He said that last year, 29 members died.

“We’ve been averaging between 37 and 42 a year,” he said, of member deaths. “A lot of members are still World War II, Korea, and Vietnam veterans are in their 70s.”

Prior to building the post home on College Avenue in 1959 and 1950, the legion was in a house on the corner of Silver and Spring streets where U.S. Cellular now is located, according to Paradis. After the house was torn down, a gas station was at the site, he said.

When the legion planned to move from that site and build a new home on College Avenue, legion officials approached the city and asked what residents wanted to see in a new building, according to Paradis.

“They said they’d like to see a dance floor. That is why the building is so big and there’s a stage. Big bands came to play. Now people don’t do that anymore. It was built to give to the community and for our membership. Slowly, we bought buildings on the side of it, tore them down and enlarged the space for our parking area.”

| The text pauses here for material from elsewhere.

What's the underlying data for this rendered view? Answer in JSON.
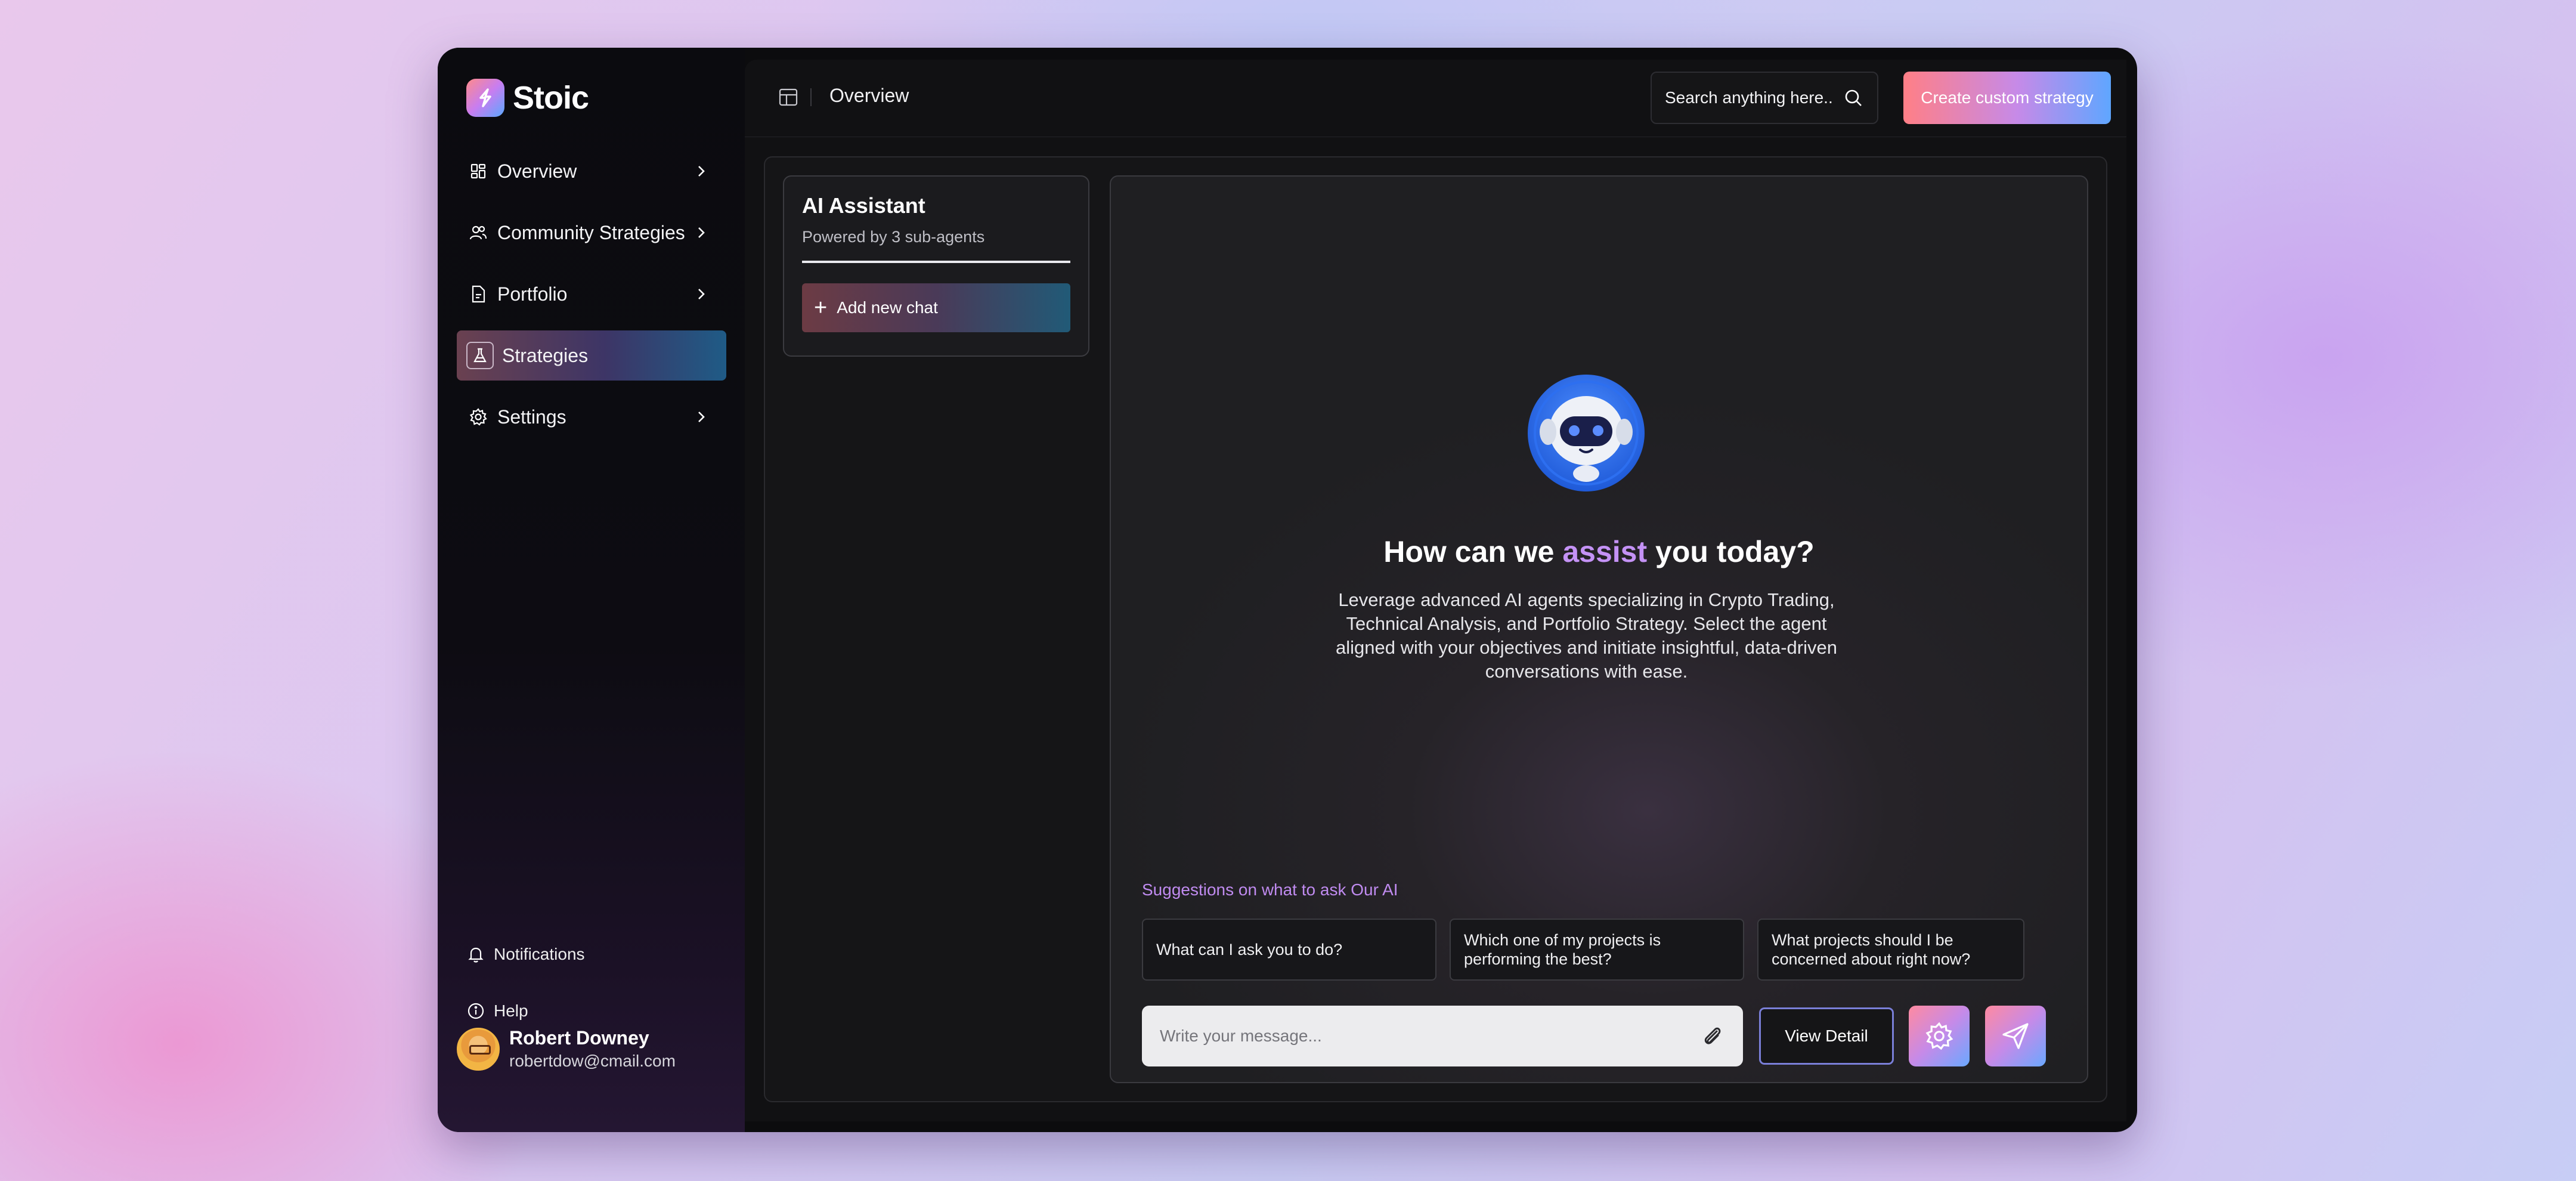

Paradis, who is a former legion commander and has been a member about 41 years, said the College Avenue site has a lounge, meeting rooms and offices on the ground floor and the main floor was where people played beano and city elections were held. The legion hopes to do more outdoor activities, including concerts, at the Drummond Avenue site.

The legion’s finance officer, Fred Berard, said Tuesday that legion members have been packing in preparation for the move to the Drummond Avenue building, which had three offices as well as a workshop.

The post plans to sell some of its tables and chairs to the city and some to private people, according to Paradis. Officials also plan to hold a yard sale in a few weeks as they will not move everything in the building to the new post home, he said.

Councilors Tuesday thanked Dubois for all her hard work in researching options for polling places.

Mayor Nick Isgro asked her if there might be a problem with some people accessing Thomas College because of the distance from downtown. She said people may vote by absentee ballot at City Hall for 30 days before an election and those needing transportation to the polls may contact her office.

Amy Calder — 861-9247

[email protected]

Twitter: @AmyCalder17